A dash of shogi history

Shogi is Japan’s most popular strategy board game. In Japan, it is perceived as a game played by smart people, and much as western chess is in the West.

Both can trace their roots to the game of chaturanga in India in the 7th century, making its way to Japan and Europe via trade routes, and evolving within their local contexts.

And both shogi and western chess have been in their modern form for a fairly long time. For western chess, the rules have been more or less stable since the 19th century when a single interpretation of castling rules and the en passant capture became predominant, while for shogi the rules have remained essentially unchanged since the 17th century.
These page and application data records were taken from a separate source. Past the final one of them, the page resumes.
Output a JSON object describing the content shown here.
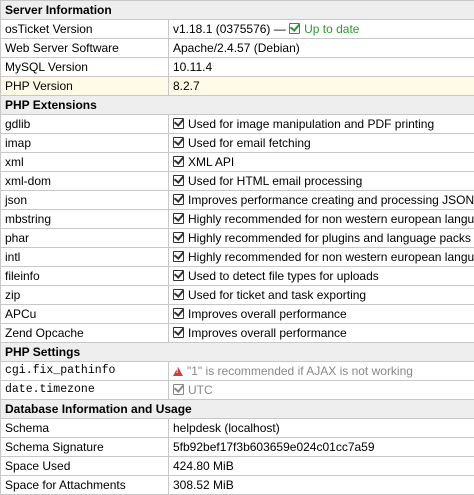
{
  "sections": {
    "server": {
      "title": "Server Information",
      "rows": [
        {
          "label": "osTicket Version",
          "value": "v1.18.1 (0375576) —",
          "status": "Up to date"
        },
        {
          "label": "Web Server Software",
          "value": "Apache/2.4.57 (Debian)"
        },
        {
          "label": "MySQL Version",
          "value": "10.11.4"
        },
        {
          "label": "PHP Version",
          "value": "8.2.7"
        }
      ]
    },
    "extensions": {
      "title": "PHP Extensions",
      "rows": [
        {
          "label": "gdlib",
          "value": "Used for image manipulation and PDF printing"
        },
        {
          "label": "imap",
          "value": "Used for email fetching"
        },
        {
          "label": "xml",
          "value": "XML API"
        },
        {
          "label": "xml-dom",
          "value": "Used for HTML email processing"
        },
        {
          "label": "json",
          "value": "Improves performance creating and processing JSON"
        },
        {
          "label": "mbstring",
          "value": "Highly recommended for non western european language content"
        },
        {
          "label": "phar",
          "value": "Highly recommended for plugins and language packs"
        },
        {
          "label": "intl",
          "value": "Highly recommended for non western european language content"
        },
        {
          "label": "fileinfo",
          "value": "Used to detect file types for uploads"
        },
        {
          "label": "zip",
          "value": "Used for ticket and task exporting"
        },
        {
          "label": "APCu",
          "value": "Improves overall performance"
        },
        {
          "label": "Zend Opcache",
          "value": "Improves overall performance"
        }
      ]
    },
    "settings": {
      "title": "PHP Settings",
      "rows": [
        {
          "label": "cgi.fix_pathinfo",
          "value": "\"1\" is recommended if AJAX is not working"
        },
        {
          "label": "date.timezone",
          "value": "UTC"
        }
      ]
    },
    "database": {
      "title": "Database Information and Usage",
      "rows": [
        {
          "label": "Schema",
          "value": "helpdesk (localhost)"
        },
        {
          "label": "Schema Signature",
          "value": "5fb92bef17f3b603659e024c01cc7a59"
        },
        {
          "label": "Space Used",
          "value": "424.80 MiB"
        },
        {
          "label": "Space for Attachments",
          "value": "308.52 MiB"
        }
      ]
    }
  },
  "icons": {
    "check": "check-square-icon",
    "warning": "warning-triangle-icon"
  },
  "colors": {
    "ok": "#2c9a2c",
    "warning": "#d13b3b",
    "muted": "#888888",
    "section_bg": "#eeeeee",
    "highlight_bg": "#fffbe6",
    "border": "#c8c8c8"
  }
}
It comes as no surprise then that no different from western chess, shogi history is full of interesting characters, anecdotes and games. Yet in the English world, this cultural aspect is absent, for much of the material is only in Japanese, or in the case of some famous episodes, passed down by word-of-mouth.

The extra context embellishes and adds interest to the names and games of the masters new and old, and also humanises them. Who doesn’t know the intensity of having a rival, the excitement of pulling of a brilliant move, or the relief in salvaging a must-win game?
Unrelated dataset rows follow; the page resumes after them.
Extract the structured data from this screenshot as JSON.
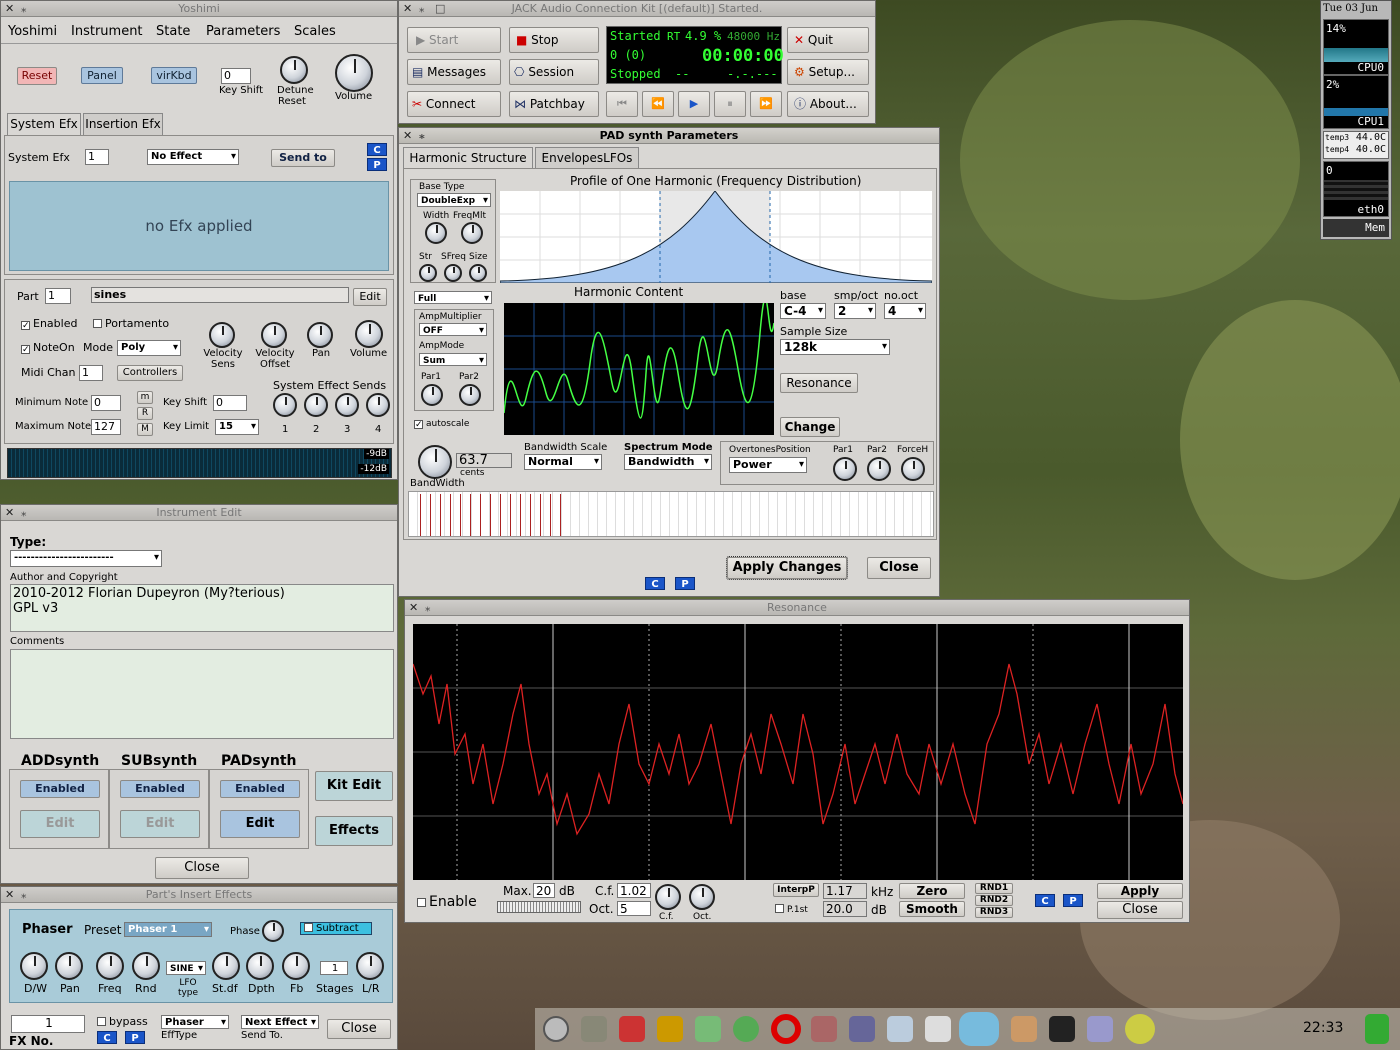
{
  "yoshimi": {
    "title": "Yoshimi",
    "menu": [
      "Yoshimi",
      "Instrument",
      "State",
      "Parameters",
      "Scales"
    ],
    "buttons": {
      "reset": "Reset",
      "panel": "Panel",
      "virkbd": "virKbd"
    },
    "key_shift_value": "0",
    "key_shift_label": "Key Shift",
    "detune_label": "Detune",
    "detune_reset": "Reset",
    "volume_label": "Volume",
    "tabs": [
      "System Efx",
      "Insertion Efx"
    ],
    "sys_efx_label": "System Efx",
    "sys_efx_num": "1",
    "effect_select": "No Effect",
    "send_to": "Send to",
    "c": "C",
    "p": "P",
    "no_efx": "no Efx applied",
    "part_label": "Part",
    "part_num": "1",
    "part_name": "sines",
    "edit": "Edit",
    "enabled": "Enabled",
    "portamento": "Portamento",
    "noteon": "NoteOn",
    "mode_label": "Mode",
    "mode_value": "Poly",
    "midi_chan_label": "Midi Chan",
    "midi_chan_value": "1",
    "controllers": "Controllers",
    "knobs": [
      "Velocity Sens",
      "Velocity Offset",
      "Pan",
      "Volume"
    ],
    "sends_label": "System Effect Sends",
    "sends": [
      "1",
      "2",
      "3",
      "4"
    ],
    "min_note_label": "Minimum Note",
    "min_note": "0",
    "max_note_label": "Maximum Note",
    "max_note": "127",
    "m": "m",
    "r": "R",
    "M": "M",
    "key_shift2_label": "Key Shift",
    "key_shift2": "0",
    "key_limit_label": "Key Limit",
    "key_limit": "15",
    "vu": [
      "-9dB",
      "-12dB"
    ]
  },
  "instrument_edit": {
    "title": "Instrument Edit",
    "type_label": "Type:",
    "type_value": "------------------------",
    "author_label": "Author and Copyright",
    "author_lines": [
      "2010-2012 Florian Dupeyron (My?terious)",
      "GPL v3"
    ],
    "comments_label": "Comments",
    "synths": [
      "ADDsynth",
      "SUBsynth",
      "PADsynth"
    ],
    "enabled": "Enabled",
    "edit": "Edit",
    "kit_edit": "Kit Edit",
    "effects": "Effects",
    "close": "Close"
  },
  "insert_effects": {
    "title": "Part's Insert Effects",
    "name": "Phaser",
    "preset_label": "Preset",
    "preset_value": "Phaser 1",
    "phase_label": "Phase",
    "subtract": "Subtract",
    "knobs": [
      "D/W",
      "Pan",
      "Freq",
      "Rnd",
      "LFO type",
      "St.df",
      "Dpth",
      "Fb",
      "Stages",
      "L/R"
    ],
    "lfo_value": "SINE",
    "stages_value": "1",
    "fx_num": "1",
    "bypass": "bypass",
    "efftype_value": "Phaser",
    "efftype_label": "EffType",
    "next_effect": "Next Effect",
    "sendto_label": "Send To.",
    "close": "Close",
    "fx_no": "FX No.",
    "c": "C",
    "p": "P"
  },
  "jack": {
    "title": "JACK Audio Connection Kit [(default)] Started.",
    "start": "Start",
    "stop": "Stop",
    "quit": "Quit",
    "messages": "Messages",
    "session": "Session",
    "setup": "Setup...",
    "connect": "Connect",
    "patchbay": "Patchbay",
    "about": "About...",
    "status": {
      "state": "Started",
      "rt": "RT",
      "dsp": "4.9 %",
      "rate": "48000 Hz",
      "xruns": "0 (0)",
      "time": "00:00:00",
      "transport": "Stopped",
      "dash": "--",
      "bbt": "-.-.---"
    }
  },
  "pad": {
    "title": "PAD synth Parameters",
    "tabs": [
      "Harmonic Structure",
      "EnvelopesLFOs"
    ],
    "base_type_label": "Base Type",
    "base_type": "DoubleExp",
    "width_label": "Width",
    "freqmlt_label": "FreqMlt",
    "str_label": "Str",
    "sfreq_label": "SFreq",
    "size_label": "Size",
    "full": "Full",
    "ampmult_label": "AmpMultiplier",
    "ampmult": "OFF",
    "ampmode_label": "AmpMode",
    "ampmode": "Sum",
    "par1": "Par1",
    "par2": "Par2",
    "autoscale": "autoscale",
    "profile_title": "Profile of One Harmonic (Frequency Distribution)",
    "harm_title": "Harmonic Content",
    "base_label": "base",
    "base_value": "C-4",
    "smpoct_label": "smp/oct",
    "smpoct": "2",
    "nooct_label": "no.oct",
    "nooct": "4",
    "sample_size_label": "Sample Size",
    "sample_size": "128k",
    "resonance": "Resonance",
    "change": "Change",
    "bw_value": "63.7",
    "cents": "cents",
    "bandwidth": "BandWidth",
    "bw_scale_label": "Bandwidth Scale",
    "bw_scale": "Normal",
    "spectrum_label": "Spectrum Mode",
    "spectrum": "Bandwidth",
    "overtones_label": "OvertonesPosition",
    "overtones": "Power",
    "forceh": "ForceH",
    "apply": "Apply Changes",
    "close": "Close",
    "c": "C",
    "p": "P"
  },
  "resonance": {
    "title": "Resonance",
    "enable": "Enable",
    "max_label": "Max.",
    "max_value": "20",
    "db": "dB",
    "cf_label": "C.f.",
    "cf_value": "1.02",
    "oct_label": "Oct.",
    "oct_value": "5",
    "cf_knob": "C.f.",
    "oct_knob": "Oct.",
    "interp": "InterpP",
    "p1st": "P.1st",
    "khz_value": "1.17",
    "khz": "kHz",
    "db_value": "20.0",
    "zero": "Zero",
    "smooth": "Smooth",
    "rnd": [
      "RND1",
      "RND2",
      "RND3"
    ],
    "c": "C",
    "p": "P",
    "apply": "Apply",
    "close": "Close"
  },
  "monitor": {
    "date": "Tue 03 Jun",
    "cpu0_pct": "14%",
    "cpu0": "CPU0",
    "cpu1_pct": "2%",
    "cpu1": "CPU1",
    "temp_labels": [
      "temp3",
      "temp4"
    ],
    "temps": [
      "44.0C",
      "40.0C"
    ],
    "net_val": "0",
    "eth": "eth0",
    "mem": "Mem"
  },
  "taskbar": {
    "clock": "22:33"
  }
}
In this basic retelling of shogi history, I hope to convey some of that human interest, and bring another dimension of shogi to the English-speaking world.